The Conservation Reserve Enhancement Program is a part of the U.S. Department of Agriculture’s Conservation Reserve Program, which is a federally funded program that works with land owners across the country to protect environmentally sensitive areas.

In 2016, the Conservation Reserve Program spent $372.2 million on land rental, cost-sharing programs and planting operations.

Todd Nielsen, an Iowa farmer, decided to incorporate cover crops into his farming rotation in Wright County because he didn’t have enough manpower on his family farm to till all of his land following the annual harvest.

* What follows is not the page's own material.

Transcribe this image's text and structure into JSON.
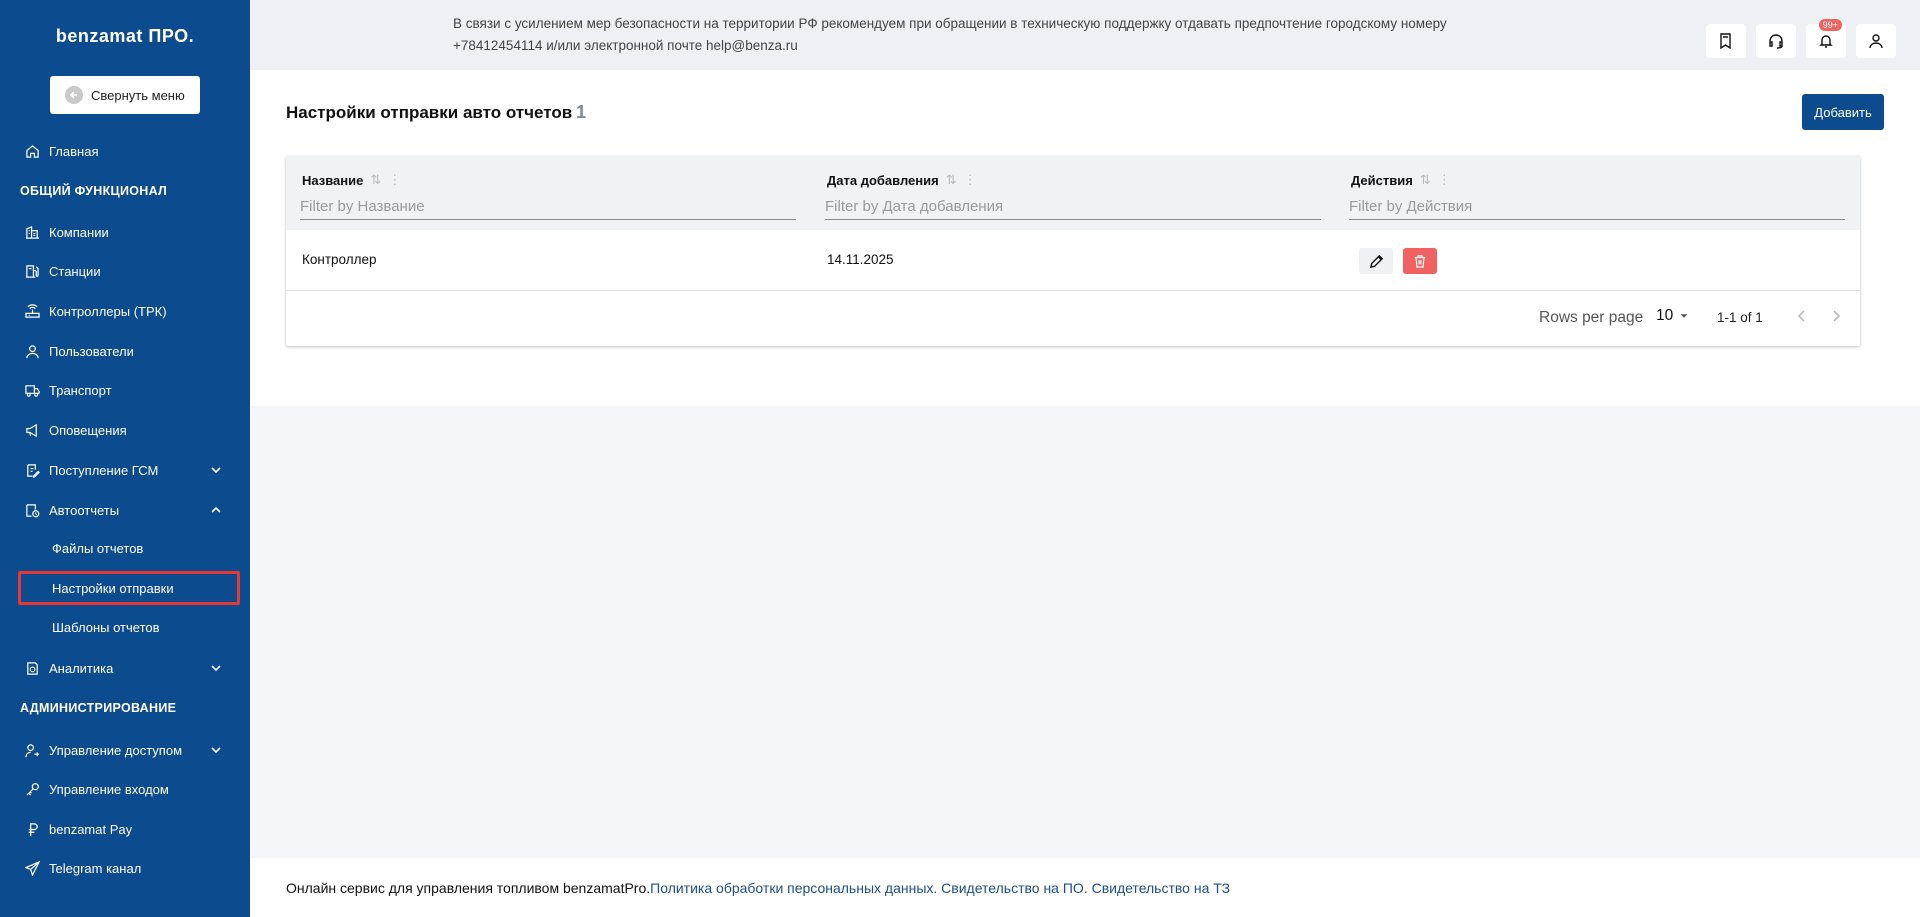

The concept of environmentally-conscious farming practices wasn’t new to Nielsen, who already controlled rain runoff from his fields using a special tile system, but he was surprised by the impact that cover crops had on his fields.

“I found that the quality of our soil improved drastically,” Nielsen said. “The cover crops weren’t allowing the soil to erode during the winter season like it had in the past, so all of the nitrogen-rich dirt was staying in place.”

Cover crops are different from prairie strips in that they cover the entirety of a field and consist of different types of grains that are planted after the harvest.

While Nielsen noticed the direct impact of cover crops on the quality of his soil, he was also taking steps to lessen his farm’s environmental footprint through the use of a bioreactor, or a trench that water passes through and deposits nutrients before running off the field. This simple method keeps nitrogen and other nutrients out of the water system.

In recognition of his efforts to farm in an environmentally conscious manner, Nielsen received the Iowa Farm Environmental Leader Award in the fall of 2017. This award is presented to Iowa farmers who are committed to healthy soils and improved water quality by the Iowa Department of Agriculture and Land Stewardship, the governor and lieutenant governor.

Prairie strips and grasslands are only a few things that farmers can do to lessen the impact of commercial farming practices said Matthew Helmers, professor of agricultural and biosystems engineering and the lead researcher with Science-based Trials of Rowcrops Integrated with Prairie Strips (STRIPS).

“We have people that are active on a day-to-day basis doing research on water quality, soil erosion and wildlife protection,” Helmers said. Though most prairie strips only occupy 5 to 10 percent of a field, they can make a lasting impact.”

“The research is beginning to show the benefits of having these prairie strips,” Schmidt said. “We have to realize that environmentalists and farmers are both on the same sideline. We both care about the land and want to help in some way.”